The question of the tax status of these high-end CCRCs has arisen in various communities around the nation, including a long-running debate in Tulsa, Oklahoma. The argument of local tax assessors is that these retirement communities do not look particularly “charitable” because of the high-income nature of their clientele and the exclusivity of the developments. However, in awarding 501(c)(3) tax status to elderly housing organizations, the IRS gives credence to the charitable legitimacy of serving the elderly without making their socioeconomic status a significant issue. The IRS defines “elderly housing” for tax exemption purposes as follows:
“Generally, the primary beneficiaries of the tax-exempt housing are age 62 and older. The elderly are treated as appropriate charitable beneficiaries for certain purposes regardless of socio-economic status because, as a group, they face many barriers to their basic needs as they age.
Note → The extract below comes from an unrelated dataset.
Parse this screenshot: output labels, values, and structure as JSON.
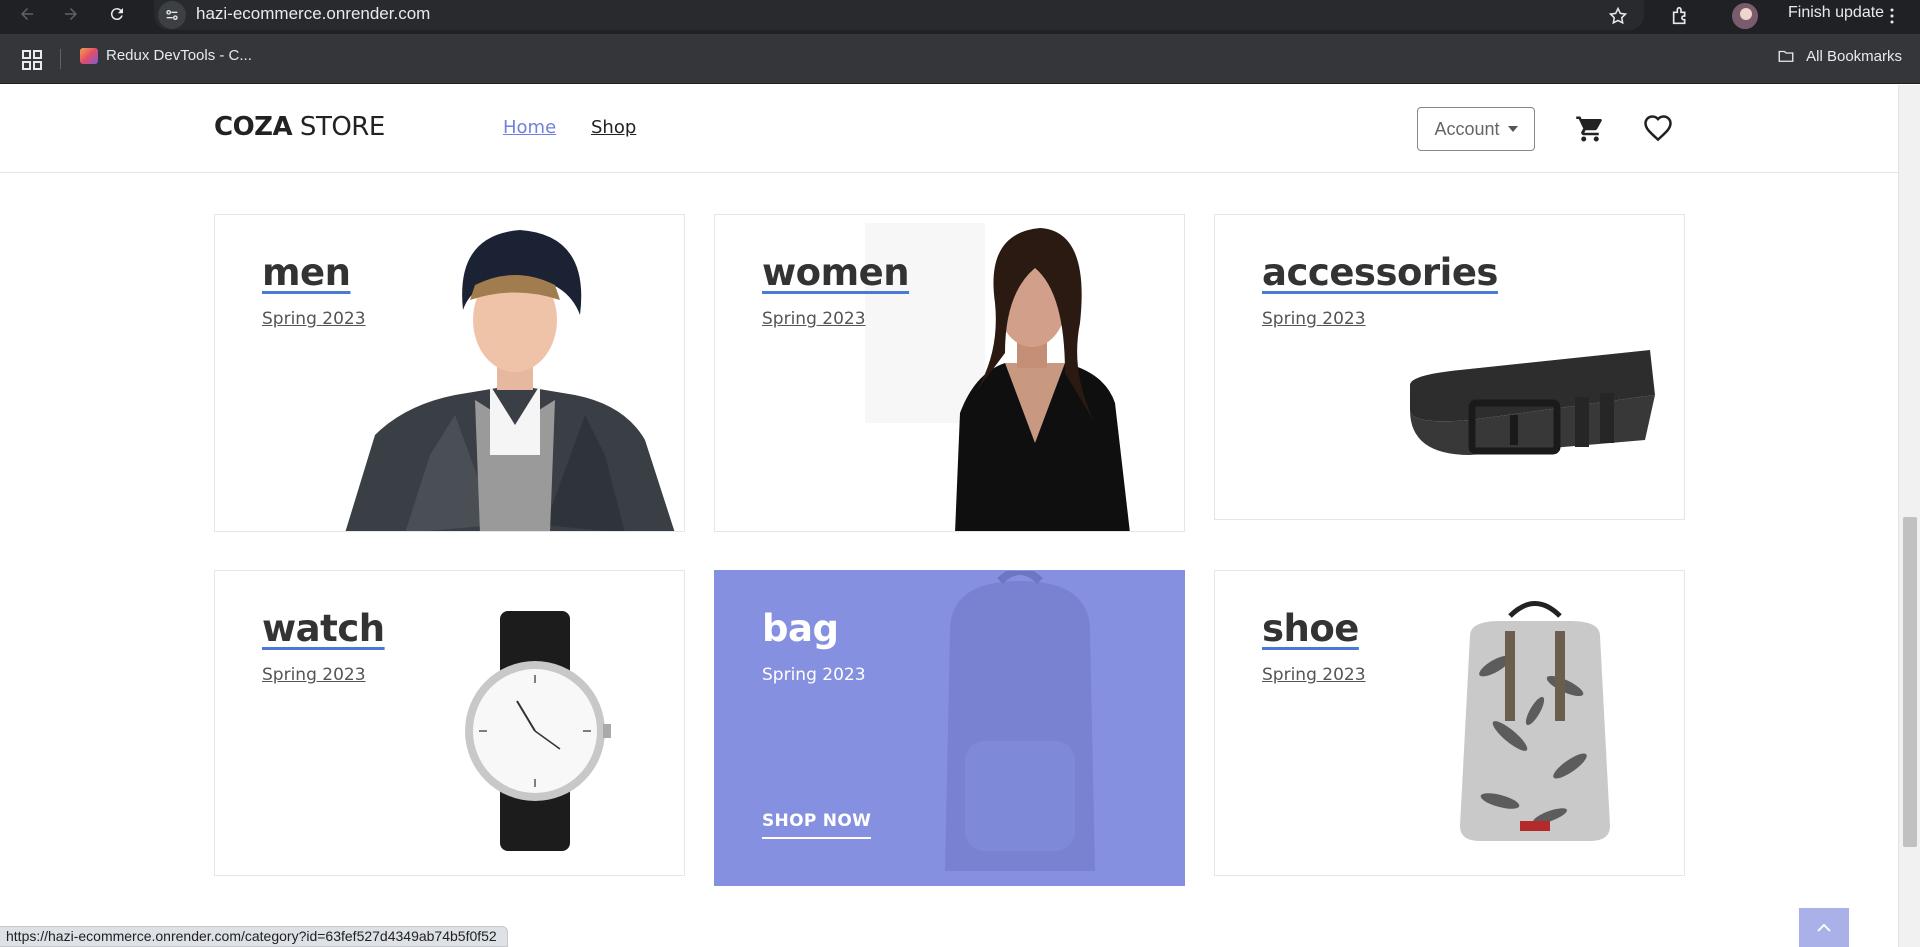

The elderly, as a class, face forms of distress other than financial, such as the need for suitable housing, physical and mental health care, civic, cultural, and recreational activities, and an overall environment conducive to dignity and independence.”
On principle, it would appear that the local assessor is defining “charitable” as regards high-end senior citizen housing differently than the IRS does. The assessors are looking for evidence that these facilities do something for lower-income people rather than simply operating like any for-profit CCRC operator with the only difference its federal tax status. On the other hand, some of these high-end CCRCs may barely reach—if that—the level of nonprofit activity in their operations met by some nonprofit hospitals, whose “nonprofitness” has been challenged in various parts of the nation. Like many other debates about property tax exemptions for nonprofit entities, this one around luxury retirement communities has no easy answers.—Rick Cohen